• _Exercise_
Set down the complete data exactly as it appears below.

"""

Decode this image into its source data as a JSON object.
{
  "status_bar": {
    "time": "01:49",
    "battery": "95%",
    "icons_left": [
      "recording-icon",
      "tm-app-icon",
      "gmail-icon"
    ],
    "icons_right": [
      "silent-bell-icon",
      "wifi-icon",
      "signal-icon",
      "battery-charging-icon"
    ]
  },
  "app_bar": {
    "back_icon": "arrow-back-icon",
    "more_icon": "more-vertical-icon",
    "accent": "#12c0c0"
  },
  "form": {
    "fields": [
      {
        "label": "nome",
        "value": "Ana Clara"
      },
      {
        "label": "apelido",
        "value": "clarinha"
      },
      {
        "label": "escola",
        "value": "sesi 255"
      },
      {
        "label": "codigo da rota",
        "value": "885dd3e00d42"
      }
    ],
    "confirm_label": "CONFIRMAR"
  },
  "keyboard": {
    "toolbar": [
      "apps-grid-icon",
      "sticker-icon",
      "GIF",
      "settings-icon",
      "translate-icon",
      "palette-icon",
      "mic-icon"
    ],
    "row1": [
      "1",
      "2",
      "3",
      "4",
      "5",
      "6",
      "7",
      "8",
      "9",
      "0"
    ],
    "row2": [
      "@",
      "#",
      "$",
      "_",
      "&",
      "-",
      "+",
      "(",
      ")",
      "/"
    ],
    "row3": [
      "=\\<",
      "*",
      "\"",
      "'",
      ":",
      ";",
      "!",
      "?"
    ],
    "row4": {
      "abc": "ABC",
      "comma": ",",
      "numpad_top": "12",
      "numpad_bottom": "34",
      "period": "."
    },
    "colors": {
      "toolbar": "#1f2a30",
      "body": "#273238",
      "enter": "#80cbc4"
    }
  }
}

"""

• _Task answer_
Decode this image into its source data as a JSON object.
{
  "status_bar": {
    "time": "01:49",
    "battery": "95%",
    "icons_left": [
      "recording-icon",
      "tm-app-icon",
      "gmail-icon"
    ],
    "icons_right": [
      "silent-bell-icon",
      "wifi-icon",
      "signal-icon",
      "battery-charging-icon"
    ]
  },
  "app_bar": {
    "back_icon": "arrow-back-icon",
    "more_icon": "more-vertical-icon",
    "accent": "#12c0c0"
  },
  "form": {
    "fields": [
      {
        "label": "nome",
        "value": "Ana Clara"
      },
      {
        "label": "apelido",
        "value": "clarinha"
      },
      {
        "label": "escola",
        "value": "sesi 255"
      },
      {
        "label": "codigo da rota",
        "value": "885dd3e00d42"
      }
    ],
    "confirm_label": "CONFIRMAR"
  },
  "keyboard": {
    "toolbar": [
      "apps-grid-icon",
      "sticker-icon",
      "GIF",
      "settings-icon",
      "translate-icon",
      "palette-icon",
      "mic-icon"
    ],
    "row1": [
      "1",
      "2",
      "3",
      "4",
      "5",
      "6",
      "7",
      "8",
      "9",
      "0"
    ],
    "row2": [
      "@",
      "#",
      "$",
      "_",
      "&",
      "-",
      "+",
      "(",
      ")",
      "/"
    ],
    "row3": [
      "=\\<",
      "*",
      "\"",
      "'",
      ":",
      ";",
      "!",
      "?"
    ],
    "row4": {
      "abc": "ABC",
      "comma": ",",
      "numpad_top": "12",
      "numpad_bottom": "34",
      "period": "."
    },
    "colors": {
      "toolbar": "#1f2a30",
      "body": "#273238",
      "enter": "#80cbc4"
    }
  }
}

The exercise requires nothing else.